Yes, I think so. I basically just spent 5 weeks in the suburbs, otherwise known as The Hamptons, schlumping around barefoot with no pants on. So one night as my return to the city approached, I decided to see if I still had it. I put on a crop top that is quite fitted, but a turtleneck, mind you, and a flowy skirt to even it out. If there’s anything I’ve learned about being slutty, it’s letting one body part be the star each night. But when I entered the room he just stared at my breasts with ogre eyes.

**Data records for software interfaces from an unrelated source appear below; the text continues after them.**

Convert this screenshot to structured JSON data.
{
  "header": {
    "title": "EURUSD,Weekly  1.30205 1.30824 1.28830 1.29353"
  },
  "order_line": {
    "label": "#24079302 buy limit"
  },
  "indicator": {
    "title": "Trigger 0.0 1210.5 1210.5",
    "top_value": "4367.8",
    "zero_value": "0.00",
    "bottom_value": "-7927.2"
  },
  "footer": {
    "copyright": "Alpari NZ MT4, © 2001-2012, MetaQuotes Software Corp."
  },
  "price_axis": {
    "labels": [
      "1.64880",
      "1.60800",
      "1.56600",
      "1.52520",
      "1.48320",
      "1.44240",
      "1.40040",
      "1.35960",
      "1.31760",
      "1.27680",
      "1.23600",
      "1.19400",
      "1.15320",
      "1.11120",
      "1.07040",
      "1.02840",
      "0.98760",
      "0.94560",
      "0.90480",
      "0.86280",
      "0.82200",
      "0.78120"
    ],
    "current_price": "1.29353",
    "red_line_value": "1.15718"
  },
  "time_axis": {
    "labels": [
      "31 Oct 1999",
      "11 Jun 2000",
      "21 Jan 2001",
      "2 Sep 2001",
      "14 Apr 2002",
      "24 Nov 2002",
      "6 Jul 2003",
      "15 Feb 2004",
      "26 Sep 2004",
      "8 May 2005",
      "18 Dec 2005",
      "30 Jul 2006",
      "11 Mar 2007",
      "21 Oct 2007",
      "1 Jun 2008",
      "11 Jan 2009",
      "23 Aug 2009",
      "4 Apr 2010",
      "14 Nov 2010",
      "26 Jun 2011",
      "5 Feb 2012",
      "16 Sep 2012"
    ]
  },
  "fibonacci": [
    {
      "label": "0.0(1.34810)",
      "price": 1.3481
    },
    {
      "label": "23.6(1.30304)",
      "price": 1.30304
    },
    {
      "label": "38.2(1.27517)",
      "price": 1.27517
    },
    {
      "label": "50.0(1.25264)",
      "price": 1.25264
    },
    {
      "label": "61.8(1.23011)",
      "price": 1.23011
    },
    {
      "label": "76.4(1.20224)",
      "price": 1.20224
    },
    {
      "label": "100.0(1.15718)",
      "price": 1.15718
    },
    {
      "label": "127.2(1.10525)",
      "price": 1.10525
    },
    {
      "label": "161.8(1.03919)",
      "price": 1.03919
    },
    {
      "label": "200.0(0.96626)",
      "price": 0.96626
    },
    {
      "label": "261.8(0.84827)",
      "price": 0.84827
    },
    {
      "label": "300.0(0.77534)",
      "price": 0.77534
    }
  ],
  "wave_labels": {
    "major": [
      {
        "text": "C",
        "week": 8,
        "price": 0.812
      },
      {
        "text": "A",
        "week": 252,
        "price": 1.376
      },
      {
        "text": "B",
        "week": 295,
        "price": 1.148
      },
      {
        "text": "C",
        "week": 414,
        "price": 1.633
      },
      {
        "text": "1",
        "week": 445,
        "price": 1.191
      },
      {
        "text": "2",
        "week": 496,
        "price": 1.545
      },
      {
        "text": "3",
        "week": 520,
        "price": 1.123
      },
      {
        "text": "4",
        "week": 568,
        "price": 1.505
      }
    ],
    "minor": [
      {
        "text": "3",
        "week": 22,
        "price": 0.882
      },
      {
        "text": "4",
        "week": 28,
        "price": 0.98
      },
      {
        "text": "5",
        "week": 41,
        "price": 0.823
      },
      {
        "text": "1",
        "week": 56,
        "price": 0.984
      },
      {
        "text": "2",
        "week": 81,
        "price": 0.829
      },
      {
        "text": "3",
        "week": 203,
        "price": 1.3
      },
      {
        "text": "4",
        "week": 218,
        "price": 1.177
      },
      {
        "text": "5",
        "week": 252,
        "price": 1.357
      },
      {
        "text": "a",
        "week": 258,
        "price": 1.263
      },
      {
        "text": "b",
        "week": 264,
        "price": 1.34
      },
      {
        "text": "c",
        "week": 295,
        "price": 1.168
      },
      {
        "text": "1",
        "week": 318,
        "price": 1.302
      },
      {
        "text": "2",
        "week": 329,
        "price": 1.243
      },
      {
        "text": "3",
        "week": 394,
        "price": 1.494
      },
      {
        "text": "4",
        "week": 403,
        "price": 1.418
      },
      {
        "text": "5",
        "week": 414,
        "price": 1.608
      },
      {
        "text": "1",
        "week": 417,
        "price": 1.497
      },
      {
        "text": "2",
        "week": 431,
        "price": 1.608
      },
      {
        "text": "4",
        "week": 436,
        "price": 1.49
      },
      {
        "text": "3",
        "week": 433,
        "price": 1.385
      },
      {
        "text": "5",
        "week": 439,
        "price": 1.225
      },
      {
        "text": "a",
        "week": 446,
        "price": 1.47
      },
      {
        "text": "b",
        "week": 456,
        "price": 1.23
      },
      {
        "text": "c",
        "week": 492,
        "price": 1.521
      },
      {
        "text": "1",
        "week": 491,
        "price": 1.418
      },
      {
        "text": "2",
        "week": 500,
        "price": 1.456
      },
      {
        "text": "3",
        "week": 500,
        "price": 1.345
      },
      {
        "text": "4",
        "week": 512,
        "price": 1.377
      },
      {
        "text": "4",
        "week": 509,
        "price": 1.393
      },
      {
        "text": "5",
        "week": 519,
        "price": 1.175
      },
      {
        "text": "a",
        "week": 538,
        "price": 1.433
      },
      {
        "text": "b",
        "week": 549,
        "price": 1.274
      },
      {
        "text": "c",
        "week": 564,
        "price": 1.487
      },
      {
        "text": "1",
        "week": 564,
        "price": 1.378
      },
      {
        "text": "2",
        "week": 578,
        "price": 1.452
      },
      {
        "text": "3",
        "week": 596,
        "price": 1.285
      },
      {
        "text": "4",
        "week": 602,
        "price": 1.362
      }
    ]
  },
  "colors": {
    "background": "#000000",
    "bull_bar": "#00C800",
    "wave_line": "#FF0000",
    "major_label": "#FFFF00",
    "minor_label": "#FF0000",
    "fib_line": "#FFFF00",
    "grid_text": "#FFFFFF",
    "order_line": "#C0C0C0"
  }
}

I get it. Dudes are from DudeLand and women are from the SmartPlace, where they teach you how to talk words and stuff, and I’ve known this ever since I could read and saw my mom’s copy of Men Are From Mars, Women Are From Venus, though I distinctly remember disliking that the Ladies House rhymed with penis. But I was still upset. Because instead of complimenting how awesome my boobs looked and that he was eternally grateful that he alone got to enjoy them being naked, he was just like, ‘Your boobs look gigantic.’ Hi, everyone! Never tell a woman that any part of her body is gigantic. Unless you’re talking about her brain.
Probably the worst thing ever is all those times you read something in a shitty women’s magazine like He loves it when I wear jeans and a t-shirt, with no makeup. Thanks guys, that is called, love. But if you get dressed up to go out to dinner with your boyfriend, it is absolutely necessary for him to appreciate that. Even if he doesn’t understand crop tops. Even if he is like, ‘Holy shit, is someone going to challenge me in a duel for this woman looking so dangerous?’ Being afraid of how hot you look and trying to make you self-conscious about your hotness is never, ever okay. And disliking a piece of clothing because of how it makes a woman’s body look is not the same as hating paisley. And that’s not ok either. It’s old fashioned and totally anti-cool in my book.
In other words, people of the place that curiously does not rhyme with penis; please, please, do not comment on our bodies/looks/clothes unless you have something nice to say. You know what to do if you don’t.
Fashion in relationships doesn’t have to be hard. It should fall somewhere nearer to the awesome parts of being with someone, like, say, the pleasures of sex. Shopping, dressing, looking sexy in something, undressing, it can all be part of a cool thing that you share. It should be fun.
Carly Pifer is a self-proclaimed relationship expert, a title which she credits her uncanny hankering for marathon dating. Though she has traded partners a few times, she’s stayed married to her problems and interest in exploration on the subject. When she’s not writing about sex and relationships, she writes about fashion, travel and whatever else holds her fancy, though curiously, very little rivals her fixation on the male species.